Proper manure management techniques are part of responsible waste management practices. A by-product of livestock operations, manure can be used as a nutrient input for crop production. Manure must be stored and managed properly to avoid environmental impacts such as groundwater contamination.
A well-planned manure storage system is an asset to any livestock operation. Livestock manure is a valuable fertilizer for farm crops and adequate storage is a key component of a sustainable agricultural enterprise.
- Evaluation of Nutrient Recovery Technologies for Dairy Manure and Digestate (PDF, 1.23 MB)
- Manure Storage Structures (PDF, 1.3 MB)
- Sizing Dairy Manure Storage Facilities (PDF)
- Solid Agricultural Waste Storage - Hoop Frame (PDF)
- Field Storage of Solid Agricultural Waste (PDF)
- Earth Bank Storages for Dairy Manure (PDF)

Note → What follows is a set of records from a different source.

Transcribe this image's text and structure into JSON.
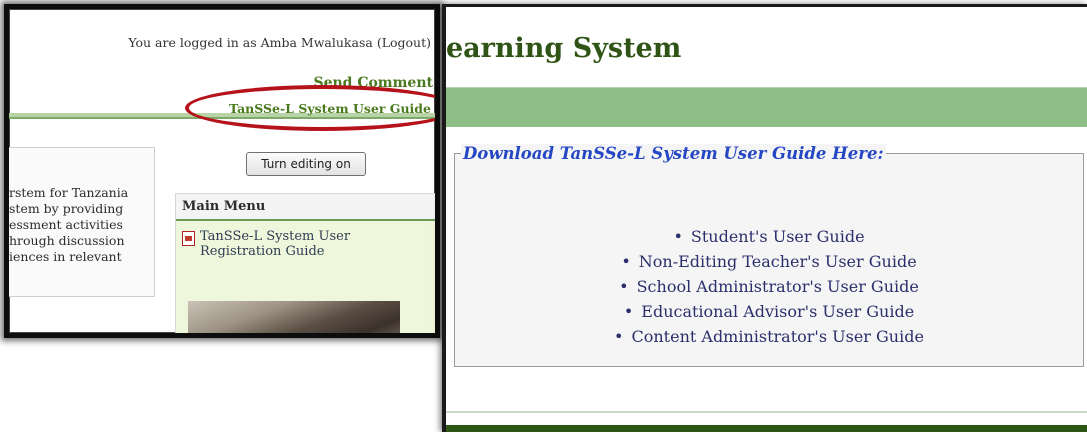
{
  "left_panel": {
    "login_text": "You are logged in as Amba Mwalukasa",
    "logout_label": "(Logout)",
    "send_comment": "Send Comment",
    "user_guide_link": "TanSSe-L System User Guide",
    "turn_editing_button": "Turn editing on",
    "intro_lines": [
      "rstem for Tanzania",
      "stem by providing",
      "essment activities",
      "hrough discussion",
      "iences in relevant"
    ],
    "main_menu": {
      "title": "Main Menu",
      "items": [
        {
          "label": "TanSSe-L System User Registration Guide",
          "icon": "pdf-icon"
        }
      ]
    },
    "highlight_color": "#b5121b"
  },
  "right_panel": {
    "site_title_fragment": "earning System",
    "download_heading": "Download TanSSe-L System User Guide Here:",
    "guides": [
      "Student's User Guide",
      "Non-Editing Teacher's User Guide",
      "School Administrator's User Guide",
      "Educational Advisor's User Guide",
      "Content Administrator's User Guide"
    ],
    "colors": {
      "title": "#2f5416",
      "band": "#8fbf86",
      "heading": "#2647c4",
      "bottom_band": "#2c5516"
    }
  }
}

- Slotted Floor Freestall Dairy Barn with Sub-floor Manure Storage (PDF)
Manure Handling Systems
Manure can be handled as a solid, semi-solid or liquid. Manure will vary in consistency depending on the type of management and animal housing.
- Gravity Flow Slurry Channels for Dairy Manure (PDF)
- Circulatory Agitation Systems for Dairy Manure Storage Tanks (PDF)
- Daily Scraping Manure Management Systems for Dairy Farms (PDF)
- Manure Spreading FAQ - South Coast region (PDF)
- Efficient Liquid Manure Application Systems (PDF)
Study (PDF, 3.2 MB)
- Treatment Systems for Solid or Liquid Manure (PDF, 1.8 MB)
- Manure Sampling and Analysis
- Choosing and Calibrating Manure Application Equipment (PDF)
- Management & Nutrient Value of Manure (PDF)
Horse Manure Management
Rearing and maintaining horses can have unintended impacts on the environment. These factsheets were written with the intent of helping horse owners better understand potential environmental impacts.
- Horses in the Community . . . A Yea or a Neigh? (PDF)
- Environmentally Friendly Horse Farm Through Better Manure/Waste Management (PDF)
On-Farm Biogas Production
Information about on-farm biogas production through anaerobic digestion of manure and other organic byproducts.
Woodwaste includes hog fuel, mill ends, wood chips, bark and sawdust, but does not include demolition waste, construction waste, tree stumps, branches, logs or log ends. The use of woodwaste in agriculture is accepted as long as it is used for agricultural purposes and avoids pollution.